Transposition of the Great Arteries (TGA) is a rare, complex, congenital birth defect (present at birth) affecting a baby’s heart. It usually develops during the first eight weeks of fetal development. In a normal heart, the two major arteries that carry blood away from the heart are the Aorta and the Pulmonary Artery. The heart pumps blood into the lungs through the Pulmonary Artery, where it becomes oxygenated, and then to the rest of the body through the Aorta. In babies born with Transposition of the Great Arteries, the arteries are switched (“transposed”).
Because the Aorta and Pulmonary Artery are switched, oxygen-poor blood is pumped into the body, while oxygen-rich blood is sent back to the lungs. A baby with TGA would not survive very long without other heart defects that allowed some oxygenated blood to mix with non-oxygenated blood — babies with TGA are often born with holes in their heart (ventricular septal defect, atrial septal defect, or a hole in the heart called a Patent Ductus Arteriosus).
Babies with TGA have low oxygen levels in their blood. Even if other heart defects allow mixture of blood, problems will begin to develop, in two ways:
- In a normal heart, the left ventricle is a very strong pumping chamber, because it must pump blood from the heart into the entire body. However, in TGA, this chamber is attached to the lungs.
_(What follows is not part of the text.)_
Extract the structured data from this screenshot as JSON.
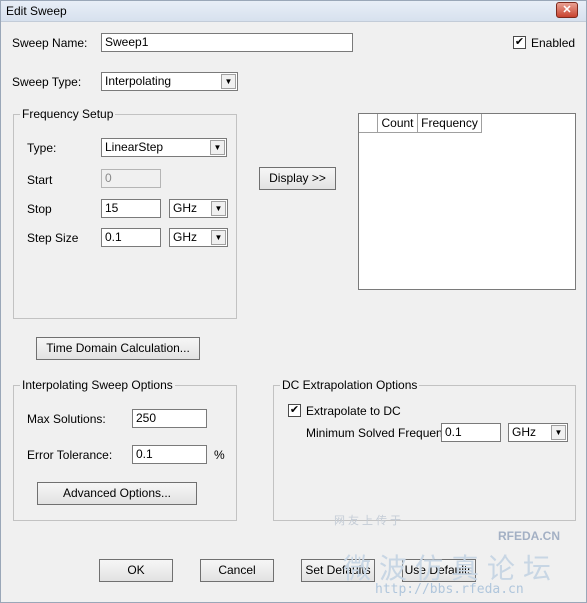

The heart, therefore, forces too much blood into the lungs, causing high blood pressure and damage to the vessels in the lungs.
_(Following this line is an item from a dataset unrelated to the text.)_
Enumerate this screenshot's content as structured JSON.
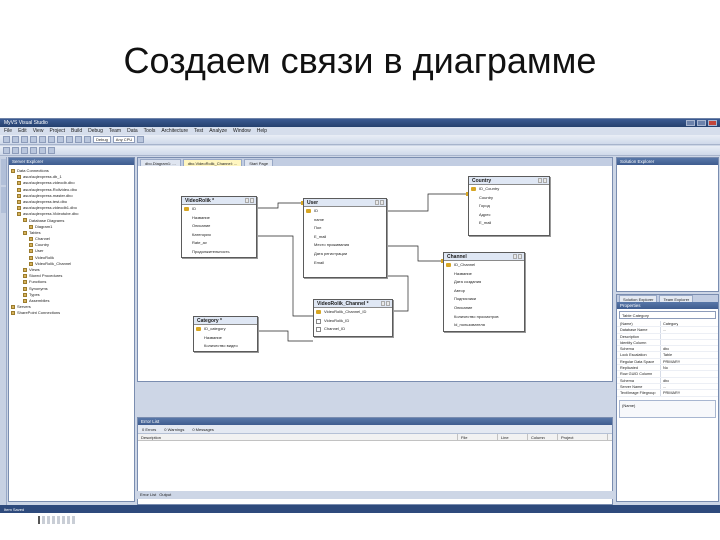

- In a normal heart, the right ventricle is weaker than the left ventricle, because it only need to pump blood into the lungs. In TGA, this weaker chamber of the heart is tasked with pumping blood to the entire body. It is not strong enough to accomplish this; if the patient does not experience congestive heart failure, the right ventricle will begin to enlarge abnormally.
Signs & Symptoms of Transposition of the Great Arteries
“Blue Baby Syndrome” — Also known as “cyanosis,” this is when the baby’s skin, nails, or lips turn blue due to a lack of oxygenated blood. Symptoms of TGA are often noted in the first few hours of a baby’s life, when the baby is no longer receiving oxygenated blood from the mother’s placenta. As with most congenital heart defects, TGA is not a problem when the baby is in the womb. Sometimes, TGA is not noted until a few days after birth — other birth defects in the heart might allow enough oxygenated blood to mix with non-oxygenated blood.
- Rapid Breathing
- Labored breathing
- Rapid heart rate
- Cool, clammy skin
Treatment & Prognosis
A pediatric cardiologist who specializes in congenital heart defects can use several techniques to definitively diagnose Transposition of the Great Arteries. Cyanosis will be the first indication. The physician will probably listen to the baby’s heartbeat, and may hear a “murmur,” indicating an abnormality. A chest X-ray, electrocardiogram, echocardiogram, or cardiac catheterization (harmless dye is injected that is visible under an X-ray) will be necessary for a final diagnosis.
Surgical Repair is the only way to cure Transposition of the Great Arteries. The most modern type of surgery is called a “switch,” and literally involves switching the aorta and the pulmonary artery, so that they are attached to the correct chambers of the heart. Other defects are also closed during this surgery.
Long-term outlook for an infant who has surgery to correct Transposition of the Great Arteries is usually good, though the infant will need to be monitored periodically to assess whether heart problems are developing. These may include irregular heart rhythms, leaking heart valves, or narrowing of the arteries.
Do I Have a Transposition of the Great Arteries Lawsuit?
For a free consultation, please contact Collen A. Clark at The Clark Firm, LLP immediately. You may be entitled to compensation by filing a Transposition of the Great Arteries lawsuit.
Collen’s amazing success in the courtroom and well known dedication to his clients has earned him the recognition of his peers as one of The Top Trial Lawyers in Texas.”
The Clark Firm has assembled a team of trial lawyers with more that 100 years experience, participation in over 600 jury trials and $60 million in verdicts and/or settlements. Please use the form below to contact us for a free birth defect lawsuit review.